China's rapid acceleration in clean…
Starting today, U.S. oil will…
Qatar Petroleum, the state-run company of the world’s biggest LNG exporter, said on Wednesday that it would be studying ways to boost its LNG capacity in order to process more gas that would come from a new project at North Field—the world’s biggest natural gas deposit—on which Qatar lifted two months ago a 12-year-long self-imposed moratorium.
In early April, Qatar removed a drilling ban for its part of the North Field, which it shares with Iran. Since 2005, Qatar had chosen to continue a self-imposed moratorium on the development of its North Field, including constructing new LNG export facilities; as such, no new projects were expected in Qatar until 2020 at the earliest.
Following the lifting of the moratorium, Qatar Petroleum said on April 3rd that it was planning to develop a new gas project in the southern sector of the North Field, with a capacity of about 2 billion cubic feet per day, targeted for exports. The new project is expected to boost total production at the North Field by around 10 percent, adding some 400,000 barrels per day of oil equivalent to Qatar’s production.
Two months later, Qatar Petroleum now announces the signing of an agreement with Japan’s Chiyoda Corporation for carrying out a detailed study to identify the modifications necessary for debottlenecking the capacity of Qatar’s LNG trains in Ras Laffan Industrial City.
Qatar Petroleum expects the study to be completed by the end of this year, which would allow it to begin front-end engineering design (FEED) work in early 2018.
“Qatar Petroleum is determined to continue its lead position in the gas industry with its expansion plans, both inside and outside the State of Qatar,” Saad Sherida Al-Kaabi, Qatar Petroleum’s president and chief executive, said in today’s press release.
By Tsvetana Paraskova for Oilprice.com

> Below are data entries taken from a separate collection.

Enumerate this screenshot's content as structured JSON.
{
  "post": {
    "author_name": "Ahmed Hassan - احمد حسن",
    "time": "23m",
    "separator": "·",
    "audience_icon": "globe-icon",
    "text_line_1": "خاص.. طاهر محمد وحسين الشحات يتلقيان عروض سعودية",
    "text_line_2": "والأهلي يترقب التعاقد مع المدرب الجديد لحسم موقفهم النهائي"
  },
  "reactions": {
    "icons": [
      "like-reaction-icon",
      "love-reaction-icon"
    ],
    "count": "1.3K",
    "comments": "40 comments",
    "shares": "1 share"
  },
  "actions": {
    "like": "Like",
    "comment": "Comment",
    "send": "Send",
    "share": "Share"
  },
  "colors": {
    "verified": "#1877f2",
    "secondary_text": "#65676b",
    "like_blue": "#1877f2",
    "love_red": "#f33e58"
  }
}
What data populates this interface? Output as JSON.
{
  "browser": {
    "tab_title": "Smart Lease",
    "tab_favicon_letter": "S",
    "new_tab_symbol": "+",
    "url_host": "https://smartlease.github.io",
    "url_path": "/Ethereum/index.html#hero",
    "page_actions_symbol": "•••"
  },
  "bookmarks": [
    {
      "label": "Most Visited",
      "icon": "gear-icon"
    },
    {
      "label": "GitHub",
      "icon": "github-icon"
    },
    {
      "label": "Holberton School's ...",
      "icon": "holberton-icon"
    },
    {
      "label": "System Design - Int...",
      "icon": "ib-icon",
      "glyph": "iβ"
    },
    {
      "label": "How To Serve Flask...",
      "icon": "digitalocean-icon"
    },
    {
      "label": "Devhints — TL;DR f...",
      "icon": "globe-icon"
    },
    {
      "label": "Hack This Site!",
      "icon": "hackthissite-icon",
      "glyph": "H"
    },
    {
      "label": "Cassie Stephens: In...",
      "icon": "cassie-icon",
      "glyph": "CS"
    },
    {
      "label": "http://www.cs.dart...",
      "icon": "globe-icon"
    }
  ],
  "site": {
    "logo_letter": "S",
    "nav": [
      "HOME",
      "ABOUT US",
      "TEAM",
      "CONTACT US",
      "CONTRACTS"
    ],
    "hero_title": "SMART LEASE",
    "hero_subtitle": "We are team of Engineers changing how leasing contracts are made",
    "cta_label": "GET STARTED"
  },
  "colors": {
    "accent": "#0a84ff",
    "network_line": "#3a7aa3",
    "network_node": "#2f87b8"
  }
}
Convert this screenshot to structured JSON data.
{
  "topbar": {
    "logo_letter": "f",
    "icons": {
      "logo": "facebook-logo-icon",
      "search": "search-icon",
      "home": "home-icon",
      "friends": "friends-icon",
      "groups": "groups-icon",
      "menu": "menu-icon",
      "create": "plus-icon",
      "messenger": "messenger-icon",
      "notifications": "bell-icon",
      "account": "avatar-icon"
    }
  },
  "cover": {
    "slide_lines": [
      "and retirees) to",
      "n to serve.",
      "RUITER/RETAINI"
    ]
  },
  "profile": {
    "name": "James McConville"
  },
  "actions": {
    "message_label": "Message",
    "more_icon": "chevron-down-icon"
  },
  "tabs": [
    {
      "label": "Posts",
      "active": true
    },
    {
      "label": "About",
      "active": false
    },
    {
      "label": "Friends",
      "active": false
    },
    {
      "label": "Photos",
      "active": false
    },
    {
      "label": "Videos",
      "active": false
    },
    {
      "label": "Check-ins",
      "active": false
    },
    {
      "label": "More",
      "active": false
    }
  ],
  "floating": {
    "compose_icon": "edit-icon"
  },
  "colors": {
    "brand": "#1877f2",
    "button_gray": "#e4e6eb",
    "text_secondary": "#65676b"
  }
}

More Top Reads From Oilprice.com:
Tsvetana is a writer for Oilprice.com with over a decade of experience writing for news outlets such as iNVEZZ and SeeNews.